Recipes include: Your First Loaf of Bread, Your First Sourdough Loaf, Seed Feast, Dark Mountain Rye Plus pizzas, pocketbreads, cookies, and more!"

Next up is Honey and Oats: Everyday Favorites Baked with Whole Grains and Natural Sweeteners by Jennifer Katzinger.

From the publisher, Sasquatch Books:

"This whole grain, low-sugar baking book is filled with 75 recipes for light, moist, and flavorful cakes, pies, scones, cookies, muffins, bars, and breads proves that baking with healthy ingredients doesn’t have to mean sacrificing flavor or texture. Author Jennifer Katzinger created these classic baked-good recipes replacing sugar with honey, coconut palm sugar, maple syrup, and Sucanat; she uses oats and whole grains, such as teff, kamut, spelt, buckwheat, einkorn, barley, and whole-wheat flour to make delicious and more nutritious baked treats. For those who aren’t quite ready to go “all the way,” this book also provides recipe adaptations that incorporate some whole grains into their favorite baked goods. Katzinger also includes some gluten-free options."

(Over the Counter is a regular feature at A Bookworm's World. I've sadly come the realization that I cannot physically read every book that catches my interest as it crosses over my counter at the library.
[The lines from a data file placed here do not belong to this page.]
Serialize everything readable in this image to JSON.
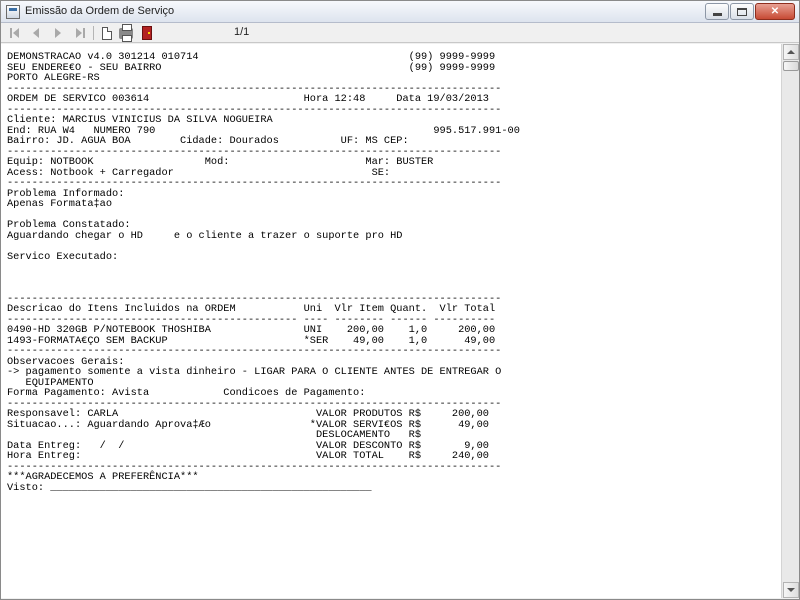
{
  "window": {
    "title": "Emissão da Ordem de Serviço"
  },
  "toolbar": {
    "page_counter": "1/1",
    "icons": [
      "first-page-icon",
      "prev-page-icon",
      "next-page-icon",
      "last-page-icon",
      "new-page-icon",
      "printer-icon",
      "exit-icon"
    ]
  },
  "report": {
    "lines": [
      "DEMONSTRACAO v4.0 301214 010714                                  (99) 9999-9999",
      "SEU ENDERE€O - SEU BAIRRO                                        (99) 9999-9999",
      "PORTO ALEGRE-RS",
      "--------------------------------------------------------------------------------",
      "ORDEM DE SERVICO 003614                         Hora 12:48     Data 19/03/2013",
      "--------------------------------------------------------------------------------",
      "Cliente: MARCIUS VINICIUS DA SILVA NOGUEIRA",
      "End: RUA W4   NUMERO 790                                             995.517.991-00",
      "Bairro: JD. AGUA BOA        Cidade: Dourados          UF: MS CEP:",
      "--------------------------------------------------------------------------------",
      "Equip: NOTBOOK                  Mod:                      Mar: BUSTER",
      "Acess: Notbook + Carregador                                SE:",
      "--------------------------------------------------------------------------------",
      "Problema Informado:",
      "Apenas Formata‡ao",
      "",
      "Problema Constatado:",
      "Aguardando chegar o HD     e o cliente a trazer o suporte pro HD",
      "",
      "Servico Executado:",
      "",
      "",
      "",
      "--------------------------------------------------------------------------------",
      "Descricao do Itens Incluidos na ORDEM           Uni  Vlr Item Quant.  Vlr Total",
      "----------------------------------------------- ---- -------- ------ ----------",
      "0490-HD 320GB P/NOTEBOOK THOSHIBA               UNI    200,00    1,0     200,00",
      "1493-FORMATA€ÇO SEM BACKUP                      *SER    49,00    1,0      49,00",
      "--------------------------------------------------------------------------------",
      "Observacoes Gerais:",
      "-> pagamento somente a vista dinheiro - LIGAR PARA O CLIENTE ANTES DE ENTREGAR O",
      "   EQUIPAMENTO",
      "Forma Pagamento: Avista            Condicoes de Pagamento:",
      "--------------------------------------------------------------------------------",
      "Responsavel: CARLA                                VALOR PRODUTOS R$     200,00",
      "Situacao...: Aguardando Aprova‡Æo                *VALOR SERVI€OS R$      49,00",
      "                                                  DESLOCAMENTO   R$",
      "Data Entreg:   /  /                               VALOR DESCONTO R$       9,00",
      "Hora Entreg:                                      VALOR TOTAL    R$     240,00",
      "--------------------------------------------------------------------------------",
      "***AGRADECEMOS A PREFERÊNCIA***",
      "Visto: ____________________________________________________"
    ]
  }
}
But... I can mention them and maybe one of them will catch your eye as well. See if your local library has them on their shelves!)